An improved MLS/TOS implementation which governs business data flow can assure that anyone who needs certain access privileges to maintain systems can do so without abusing access rights. In smaller shops where there are less options for separation of duties, non-negotiable audit trails that are forensically defensible will help act as a deterrent where certain persons are forced to wear 2 hats. Behaviors tend to straighten out quickly when staff know they are being monitored anyway.

Security policies that are unenforceable are useless against the revenge motivated staffer or one who goes off the beam. Technology that can provide internal controls post-authentication will remove opportunities for abuse and remove temptation for authorized users.

To Mr. Salomon who thinks that to "be able to remove the ability of system administrators to access sensitive data.....won't happen", we are doing it already with no interference with the SA's ability to do his job.

The difference is that it must be done at the host level, not the network.

John Salomon said...

To Mr. Salomon who thinks that to "be able to remove the ability of system administrators to access sensitive data.....won't happen", we are doing it already with no interference with the SA's ability to do his job.

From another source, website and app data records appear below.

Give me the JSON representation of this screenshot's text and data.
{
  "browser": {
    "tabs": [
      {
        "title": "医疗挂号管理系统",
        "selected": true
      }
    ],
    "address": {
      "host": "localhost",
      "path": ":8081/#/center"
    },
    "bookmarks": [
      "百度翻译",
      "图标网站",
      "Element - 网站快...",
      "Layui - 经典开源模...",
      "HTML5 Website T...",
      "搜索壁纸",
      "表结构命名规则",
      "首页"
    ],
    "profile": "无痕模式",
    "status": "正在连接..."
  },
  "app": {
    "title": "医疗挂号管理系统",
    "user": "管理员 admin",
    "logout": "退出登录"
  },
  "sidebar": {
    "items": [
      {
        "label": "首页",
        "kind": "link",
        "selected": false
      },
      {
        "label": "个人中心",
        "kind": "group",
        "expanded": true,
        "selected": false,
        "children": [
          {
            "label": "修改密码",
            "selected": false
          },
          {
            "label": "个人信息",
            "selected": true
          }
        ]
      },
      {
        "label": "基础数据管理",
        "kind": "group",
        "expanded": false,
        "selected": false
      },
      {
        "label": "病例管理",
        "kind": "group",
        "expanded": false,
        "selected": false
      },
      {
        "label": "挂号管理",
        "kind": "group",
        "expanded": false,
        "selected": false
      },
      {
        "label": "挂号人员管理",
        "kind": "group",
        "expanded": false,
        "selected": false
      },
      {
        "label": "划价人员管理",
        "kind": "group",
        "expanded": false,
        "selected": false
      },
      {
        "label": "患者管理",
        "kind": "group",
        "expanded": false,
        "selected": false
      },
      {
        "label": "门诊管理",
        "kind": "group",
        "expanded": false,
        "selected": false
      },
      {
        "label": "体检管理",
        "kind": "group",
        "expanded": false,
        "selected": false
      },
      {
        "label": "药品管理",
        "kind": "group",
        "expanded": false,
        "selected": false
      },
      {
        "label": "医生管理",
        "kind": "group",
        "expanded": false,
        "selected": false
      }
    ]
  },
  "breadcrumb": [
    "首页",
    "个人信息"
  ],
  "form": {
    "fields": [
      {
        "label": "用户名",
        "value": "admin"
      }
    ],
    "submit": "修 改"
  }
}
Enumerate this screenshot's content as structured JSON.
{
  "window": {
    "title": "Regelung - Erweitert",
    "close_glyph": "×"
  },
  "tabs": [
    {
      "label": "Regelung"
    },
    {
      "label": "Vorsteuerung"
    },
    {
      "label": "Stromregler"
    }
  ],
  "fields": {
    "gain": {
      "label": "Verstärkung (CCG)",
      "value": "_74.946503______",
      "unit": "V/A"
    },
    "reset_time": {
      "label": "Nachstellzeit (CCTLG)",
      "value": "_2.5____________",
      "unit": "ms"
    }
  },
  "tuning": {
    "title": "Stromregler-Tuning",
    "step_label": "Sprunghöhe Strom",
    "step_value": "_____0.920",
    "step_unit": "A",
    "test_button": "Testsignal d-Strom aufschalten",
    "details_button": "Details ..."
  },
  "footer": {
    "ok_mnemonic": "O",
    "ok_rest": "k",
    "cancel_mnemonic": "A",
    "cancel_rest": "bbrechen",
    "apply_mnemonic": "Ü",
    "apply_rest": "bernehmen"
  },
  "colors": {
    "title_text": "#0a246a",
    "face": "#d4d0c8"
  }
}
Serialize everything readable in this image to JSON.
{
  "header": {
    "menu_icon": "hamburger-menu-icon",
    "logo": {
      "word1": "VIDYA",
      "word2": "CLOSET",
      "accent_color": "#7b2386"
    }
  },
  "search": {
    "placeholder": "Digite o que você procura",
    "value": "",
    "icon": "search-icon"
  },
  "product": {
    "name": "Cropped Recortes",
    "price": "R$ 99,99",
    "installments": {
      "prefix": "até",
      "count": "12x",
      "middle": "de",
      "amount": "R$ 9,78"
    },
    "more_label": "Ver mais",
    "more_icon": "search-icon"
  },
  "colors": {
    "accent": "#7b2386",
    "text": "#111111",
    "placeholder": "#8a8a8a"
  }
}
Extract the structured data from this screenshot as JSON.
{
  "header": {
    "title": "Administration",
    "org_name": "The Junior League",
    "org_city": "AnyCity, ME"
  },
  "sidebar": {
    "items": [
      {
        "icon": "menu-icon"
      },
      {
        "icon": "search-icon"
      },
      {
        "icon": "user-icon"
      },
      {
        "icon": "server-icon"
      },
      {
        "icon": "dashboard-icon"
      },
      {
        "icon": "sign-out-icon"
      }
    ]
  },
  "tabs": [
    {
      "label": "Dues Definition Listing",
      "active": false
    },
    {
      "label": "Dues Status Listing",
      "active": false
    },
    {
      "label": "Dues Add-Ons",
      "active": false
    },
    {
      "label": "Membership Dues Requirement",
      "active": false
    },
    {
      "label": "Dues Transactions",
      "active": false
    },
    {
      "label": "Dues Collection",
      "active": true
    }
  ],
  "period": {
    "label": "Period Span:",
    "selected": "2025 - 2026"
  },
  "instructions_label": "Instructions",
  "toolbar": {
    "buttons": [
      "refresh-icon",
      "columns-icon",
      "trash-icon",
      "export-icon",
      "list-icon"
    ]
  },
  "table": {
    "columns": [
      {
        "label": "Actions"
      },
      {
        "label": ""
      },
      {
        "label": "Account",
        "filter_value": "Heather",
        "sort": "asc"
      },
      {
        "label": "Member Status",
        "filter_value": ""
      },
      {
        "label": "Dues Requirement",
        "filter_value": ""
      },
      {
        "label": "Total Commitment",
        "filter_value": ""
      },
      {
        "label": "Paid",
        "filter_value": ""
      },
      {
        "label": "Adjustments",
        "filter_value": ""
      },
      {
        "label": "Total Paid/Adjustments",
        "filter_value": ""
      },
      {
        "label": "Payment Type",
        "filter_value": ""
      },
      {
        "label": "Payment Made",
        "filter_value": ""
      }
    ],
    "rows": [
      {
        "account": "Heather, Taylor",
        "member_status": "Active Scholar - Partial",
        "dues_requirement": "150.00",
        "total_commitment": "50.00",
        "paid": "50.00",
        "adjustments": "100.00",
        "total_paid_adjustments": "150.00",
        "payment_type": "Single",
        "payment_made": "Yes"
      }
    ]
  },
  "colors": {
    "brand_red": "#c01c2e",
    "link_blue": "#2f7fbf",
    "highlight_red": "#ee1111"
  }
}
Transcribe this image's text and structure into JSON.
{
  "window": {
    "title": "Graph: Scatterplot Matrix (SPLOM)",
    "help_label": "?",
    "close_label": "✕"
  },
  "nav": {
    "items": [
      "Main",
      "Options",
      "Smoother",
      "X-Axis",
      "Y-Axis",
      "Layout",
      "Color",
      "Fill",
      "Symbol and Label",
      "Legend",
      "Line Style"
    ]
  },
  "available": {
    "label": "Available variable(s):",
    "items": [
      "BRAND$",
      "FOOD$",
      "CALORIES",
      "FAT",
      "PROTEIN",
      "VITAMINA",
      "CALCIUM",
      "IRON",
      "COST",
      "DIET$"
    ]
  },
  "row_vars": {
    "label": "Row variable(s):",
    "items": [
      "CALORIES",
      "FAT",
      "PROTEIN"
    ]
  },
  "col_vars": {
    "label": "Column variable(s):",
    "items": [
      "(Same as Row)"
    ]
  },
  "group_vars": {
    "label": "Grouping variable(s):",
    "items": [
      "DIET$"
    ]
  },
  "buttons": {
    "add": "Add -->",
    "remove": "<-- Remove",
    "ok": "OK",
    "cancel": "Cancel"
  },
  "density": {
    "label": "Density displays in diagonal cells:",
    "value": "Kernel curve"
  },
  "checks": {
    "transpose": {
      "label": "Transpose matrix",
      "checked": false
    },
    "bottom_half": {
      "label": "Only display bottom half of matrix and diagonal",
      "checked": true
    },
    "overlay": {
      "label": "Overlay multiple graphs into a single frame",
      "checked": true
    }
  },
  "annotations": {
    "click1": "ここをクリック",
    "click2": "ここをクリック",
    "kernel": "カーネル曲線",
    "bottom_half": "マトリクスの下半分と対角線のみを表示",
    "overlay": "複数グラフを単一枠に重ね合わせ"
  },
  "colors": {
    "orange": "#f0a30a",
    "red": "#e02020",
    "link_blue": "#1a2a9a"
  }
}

This is fine and good. Maybe my absolute statement was poorly worded; even a basic set of role-based privilege definitions on a system provides a good start. However, it all relies pretty heavily on a willingness to implement not just technical privilege restrictions and auditability for SAs. I'm more concerned about creating an enforceable bullet-proof, no-exceptions, always-enforced Chinese wall preventing senior management from essentially cajoling or browbeating SAs into going beyond what they're supposed to be doing, even if it's (technically) within their rights to do so.

Data protection legislation and audit trail requirements (SOX, anyone?) provide some safeguard. However, I've seen a staffer ordered by the head of HR of a Fortune 500 company to brazenly break a data privacy law, as the ca. $35,000 penalty in case of discovery was far outweighed by the potential financial damage to the company were the law to be respected. Kind of difficult to resist when the CIO, CFO and CEO are tacitly behind such an order, especially in countries with weak whistleblower protection.

My point? I believe that this is an area lacking control and audit far too frequently neglected, in favor of what often seems to border on paranoia about what evil, uncontrolled systems administators might do left to their own devices.

Chris_B said...

First of all Richard was right to use the terms data custodians and data owners. This is an important distinction.
Second of all, my experience is that propper data classification does not get in the way of routine SA/IT work. As far as traders go, well as said before, all you can do is present a statement of risk and potential compliance violations to management and let them decide. This is my 2cents based on years of doing itsec for financials.

Rob Lewis said...

There is obviously a need for addressing concerns at both SA and C-levels. Non-negotiable auditing addresses both levels and would give SEC auditors trails to determine inappropriate actions. The CSO should be implementing that Chinese wall, if necessary, through domain and role separation, or whatever, because that is his job. The CSO or any SA should also make sure they protect their own backsides in cases where a superior orders them to violate a regulation.

The same forensically defensible audit logs give C-level execs proof that they have performed their duty properly (due diligence) as well as assist in legal cases against a peer or a staffer.

There may come a time when, if one chooses to do the easy thing instead of the right thing, there will be an eventual cost to be paid for that decision and hopefully there will be less and less tolerance for unethical behaviors and criminal acts, expressed by large fines and jail terms. In the mean time, I am of the belief that the company that protects trade secrets and private data will hold a competitive advantage.